## Stored dataset items
--- START ---

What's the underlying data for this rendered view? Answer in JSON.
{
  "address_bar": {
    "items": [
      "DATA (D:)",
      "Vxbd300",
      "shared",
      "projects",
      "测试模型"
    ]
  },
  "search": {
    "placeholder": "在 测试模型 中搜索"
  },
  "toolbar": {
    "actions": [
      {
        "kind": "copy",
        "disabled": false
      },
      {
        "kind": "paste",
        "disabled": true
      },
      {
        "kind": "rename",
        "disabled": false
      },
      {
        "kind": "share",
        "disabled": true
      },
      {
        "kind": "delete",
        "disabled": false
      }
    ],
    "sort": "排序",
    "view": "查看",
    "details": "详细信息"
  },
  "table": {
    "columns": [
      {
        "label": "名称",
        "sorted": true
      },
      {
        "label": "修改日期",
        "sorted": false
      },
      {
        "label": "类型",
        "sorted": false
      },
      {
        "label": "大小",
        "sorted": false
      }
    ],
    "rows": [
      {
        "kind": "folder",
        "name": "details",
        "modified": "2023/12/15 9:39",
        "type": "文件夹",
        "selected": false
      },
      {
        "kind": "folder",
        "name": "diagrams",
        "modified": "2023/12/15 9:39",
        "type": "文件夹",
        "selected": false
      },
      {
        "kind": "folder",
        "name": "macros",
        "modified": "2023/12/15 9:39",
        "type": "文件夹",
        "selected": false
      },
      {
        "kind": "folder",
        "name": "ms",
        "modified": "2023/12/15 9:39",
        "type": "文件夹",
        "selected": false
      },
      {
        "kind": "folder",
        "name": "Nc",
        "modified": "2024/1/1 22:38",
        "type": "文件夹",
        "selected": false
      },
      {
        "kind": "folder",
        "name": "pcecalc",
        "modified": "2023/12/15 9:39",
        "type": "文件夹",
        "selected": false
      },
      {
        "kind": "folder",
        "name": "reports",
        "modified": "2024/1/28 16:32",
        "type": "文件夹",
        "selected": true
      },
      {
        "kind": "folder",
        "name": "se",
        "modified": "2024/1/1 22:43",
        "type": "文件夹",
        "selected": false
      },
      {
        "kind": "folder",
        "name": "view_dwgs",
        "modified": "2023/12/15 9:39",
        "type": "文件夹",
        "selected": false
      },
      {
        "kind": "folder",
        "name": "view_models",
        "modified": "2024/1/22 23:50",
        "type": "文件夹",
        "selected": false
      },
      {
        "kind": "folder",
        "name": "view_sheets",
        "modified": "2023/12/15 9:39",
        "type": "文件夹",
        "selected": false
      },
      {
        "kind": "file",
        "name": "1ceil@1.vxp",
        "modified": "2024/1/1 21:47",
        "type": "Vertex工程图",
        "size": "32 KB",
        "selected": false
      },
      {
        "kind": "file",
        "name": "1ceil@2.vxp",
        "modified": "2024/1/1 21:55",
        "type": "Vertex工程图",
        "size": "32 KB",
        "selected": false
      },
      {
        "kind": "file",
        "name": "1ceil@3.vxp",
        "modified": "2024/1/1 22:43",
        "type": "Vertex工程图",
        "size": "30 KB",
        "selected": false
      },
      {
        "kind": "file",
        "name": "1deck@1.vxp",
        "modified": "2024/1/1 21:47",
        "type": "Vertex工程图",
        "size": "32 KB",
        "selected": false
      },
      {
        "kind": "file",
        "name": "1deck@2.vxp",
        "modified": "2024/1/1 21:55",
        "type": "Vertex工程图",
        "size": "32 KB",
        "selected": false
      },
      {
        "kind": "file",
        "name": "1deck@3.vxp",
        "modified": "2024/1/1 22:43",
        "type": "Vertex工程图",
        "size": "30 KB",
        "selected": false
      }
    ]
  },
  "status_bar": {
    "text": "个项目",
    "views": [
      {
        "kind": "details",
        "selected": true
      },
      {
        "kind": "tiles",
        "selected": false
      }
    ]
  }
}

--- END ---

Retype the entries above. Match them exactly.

What's the underlying data for this rendered view? Answer in JSON.
{
  "address_bar": {
    "items": [
      "DATA (D:)",
      "Vxbd300",
      "shared",
      "projects",
      "测试模型"
    ]
  },
  "search": {
    "placeholder": "在 测试模型 中搜索"
  },
  "toolbar": {
    "actions": [
      {
        "kind": "copy",
        "disabled": false
      },
      {
        "kind": "paste",
        "disabled": true
      },
      {
        "kind": "rename",
        "disabled": false
      },
      {
        "kind": "share",
        "disabled": true
      },
      {
        "kind": "delete",
        "disabled": false
      }
    ],
    "sort": "排序",
    "view": "查看",
    "details": "详细信息"
  },
  "table": {
    "columns": [
      {
        "label": "名称",
        "sorted": true
      },
      {
        "label": "修改日期",
        "sorted": false
      },
      {
        "label": "类型",
        "sorted": false
      },
      {
        "label": "大小",
        "sorted": false
      }
    ],
    "rows": [
      {
        "kind": "folder",
        "name": "details",
        "modified": "2023/12/15 9:39",
        "type": "文件夹",
        "selected": false
      },
      {
        "kind": "folder",
        "name": "diagrams",
        "modified": "2023/12/15 9:39",
        "type": "文件夹",
        "selected": false
      },
      {
        "kind": "folder",
        "name": "macros",
        "modified": "2023/12/15 9:39",
        "type": "文件夹",
        "selected": false
      },
      {
        "kind": "folder",
        "name": "ms",
        "modified": "2023/12/15 9:39",
        "type": "文件夹",
        "selected": false
      },
      {
        "kind": "folder",
        "name": "Nc",
        "modified": "2024/1/1 22:38",
        "type": "文件夹",
        "selected": false
      },
      {
        "kind": "folder",
        "name": "pcecalc",
        "modified": "2023/12/15 9:39",
        "type": "文件夹",
        "selected": false
      },
      {
        "kind": "folder",
        "name": "reports",
        "modified": "2024/1/28 16:32",
        "type": "文件夹",
        "selected": true
      },
      {
        "kind": "folder",
        "name": "se",
        "modified": "2024/1/1 22:43",
        "type": "文件夹",
        "selected": false
      },
      {
        "kind": "folder",
        "name": "view_dwgs",
        "modified": "2023/12/15 9:39",
        "type": "文件夹",
        "selected": false
      },
      {
        "kind": "folder",
        "name": "view_models",
        "modified": "2024/1/22 23:50",
        "type": "文件夹",
        "selected": false
      },
      {
        "kind": "folder",
        "name": "view_sheets",
        "modified": "2023/12/15 9:39",
        "type": "文件夹",
        "selected": false
      },
      {
        "kind": "file",
        "name": "1ceil@1.vxp",
        "modified": "2024/1/1 21:47",
        "type": "Vertex工程图",
        "size": "32 KB",
        "selected": false
      },
      {
        "kind": "file",
        "name": "1ceil@2.vxp",
        "modified": "2024/1/1 21:55",
        "type": "Vertex工程图",
        "size": "32 KB",
        "selected": false
      },
      {
        "kind": "file",
        "name": "1ceil@3.vxp",
        "modified": "2024/1/1 22:43",
        "type": "Vertex工程图",
        "size": "30 KB",
        "selected": false
      },
      {
        "kind": "file",
        "name": "1deck@1.vxp",
        "modified": "2024/1/1 21:47",
        "type": "Vertex工程图",
        "size": "32 KB",
        "selected": false
      },
      {
        "kind": "file",
        "name": "1deck@2.vxp",
        "modified": "2024/1/1 21:55",
        "type": "Vertex工程图",
        "size": "32 KB",
        "selected": false
      },
      {
        "kind": "file",
        "name": "1deck@3.vxp",
        "modified": "2024/1/1 22:43",
        "type": "Vertex工程图",
        "size": "30 KB",
        "selected": false
      }
    ]
  },
  "status_bar": {
    "text": "个项目",
    "views": [
      {
        "kind": "details",
        "selected": true
      },
      {
        "kind": "tiles",
        "selected": false
      }
    ]
  }
}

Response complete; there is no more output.